Power up the greasy pole

With around half of all high school students now proceeding to university, the brutal truth is that an undergraduate degree is an increasingly necessary but still insufficient qualification for a successful professional career.
A basic degree may get you in the door, but if you want to shimmy up that career ladder, you'll almost certainly need to undertake further study. The good news is you don’t necessarily need to commit to something as time-consuming as a Master of Taxation, as a practically focused qualification, such as a Graduate Diploma of Applied Tax Law from The Tax Institute, will provide you with the skill set you need to take on more challenging roles.

Make valuable connections

Career success at least partly comes down to who you know as well as what you know. The impressive thing about undertaking education after you’ve started a career is you get the double whammy. That is, you learn valuable new skills and get the opportunity to network with other postgraduate students in your industry – people who may be in a position to offer you that dream job later down the track.

Achieve life-study balance

One of the advantages of learning later in life is that the educational institution you attend will recognise you have a living to earn and possibly a family demanding your attention. This being the case, institutions such as The Tax Institute put a lot of effort into designing flexible courses that can be completed in a way that causes students the least amount of stress and disruption.
Like they say, you should never stop learning – especially if you want to see your career soar.

Take the next step in your tax career with the Graduate Diploma of Applied Tax Law

Find out more

Monday 9 February 2015

Tax can take you to the top

They say only two things in life are certain: death and taxes.

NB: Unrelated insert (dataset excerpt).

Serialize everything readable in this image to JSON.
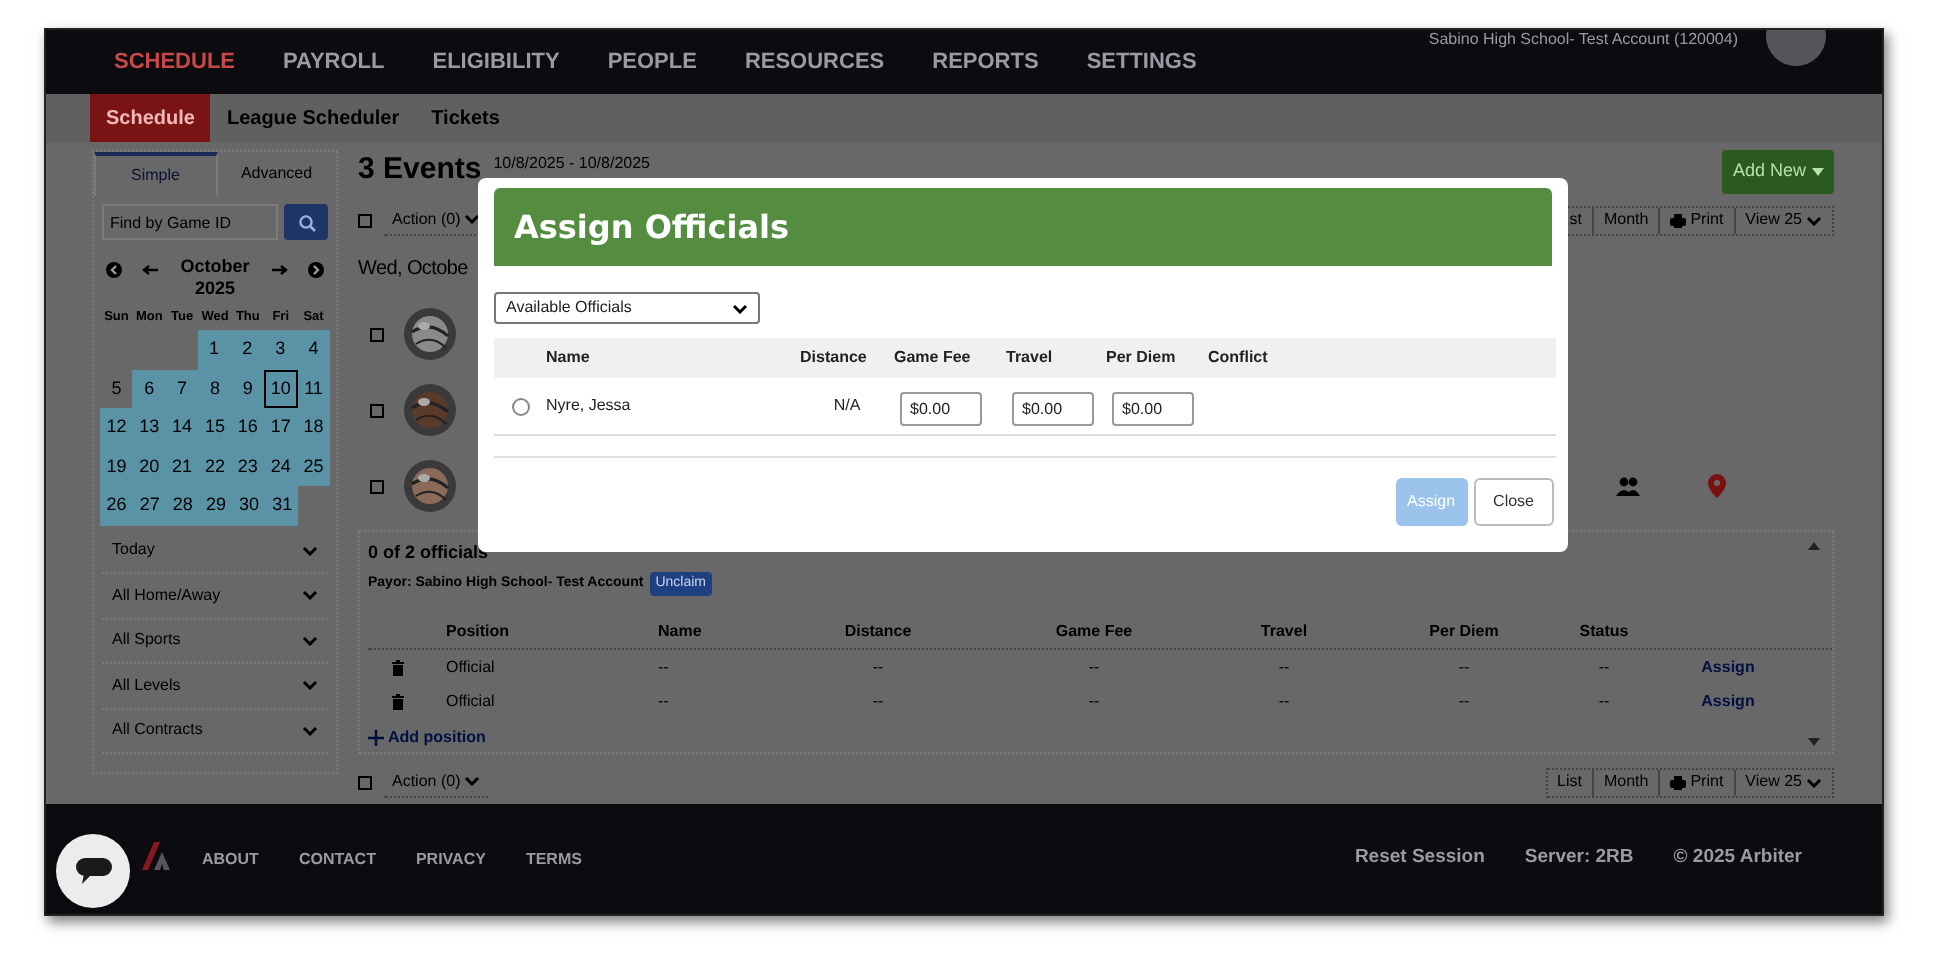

But with a postgraduate tax qualification, such as a Graduate Diploma in Applied Tax Law from The Tax Institute, you can add a third to that second certainty: a range of diverse and interesting career options. Here are just a few.

Get political

A solid understanding of the tax system is a good grounding for aspiring politicians. Long before she was spending her days defending Medicare changes and fielding questions from journalists, Minister for Health Sussan Ley studied a Master of Taxation law. On the other side of the chamber, former Assistant Treasurer David Bradbury undertook postgraduate tax law – studies which led to a senior associate in taxation law position with the corporate law firm Blake Dawson before he entered parliament.

Join the Big Four

After a challenging period post-GFC, Australia's big four auditing firms – Deloitte, PricewaterhouseCoopers, KPMG and Ernst & Young – are eyeing growth in consulting services to drive revenue growth. No doubt they’ll be looking for go-getters with advanced tax training to help them hit their targets.

Scale the corporate ladder

Taxation knowledge can be your ticket to the top in the corporate world. A Master of Taxation helped Mark Weinberger become global chairman and CEO of Ernst & Young – and that's after he served as the Assistant Secretary for tax policy of the US Treasury.

Shape the economy

There are few things that have such an impact on a nation’s economy and its citizens as its taxation system. Granted, you may not get the respect or remuneration offered in other fields, but if you use your postgraduate tax course to get a job with the Australian Tax Office (which runs a graduate program), you will have the satisfaction of knowing you’re playing a vital role in shaping Australia’s economy.

One other thing to remember is that a postgraduate tax qualification could be your passport to travel the world. Harry Tonino, for example, worked on four continents after getting a Master of Taxation and ended up as International Tax Expert at the UN, where he spends his workdays undertaking tasks such as negotiating tax treaties.

So if you’re struggling to find the motivation to undertake further tax training, consider this: that tax course you complete might just be a stepping stone to the CEO suite, the Lodge or a top job at the UN.

http://taxinstitute.com.au/education/graduate-diploma-of-applied-tax-lawTake the next step in your tax career with the Graduate Diploma of Applied Tax Law 

Find out more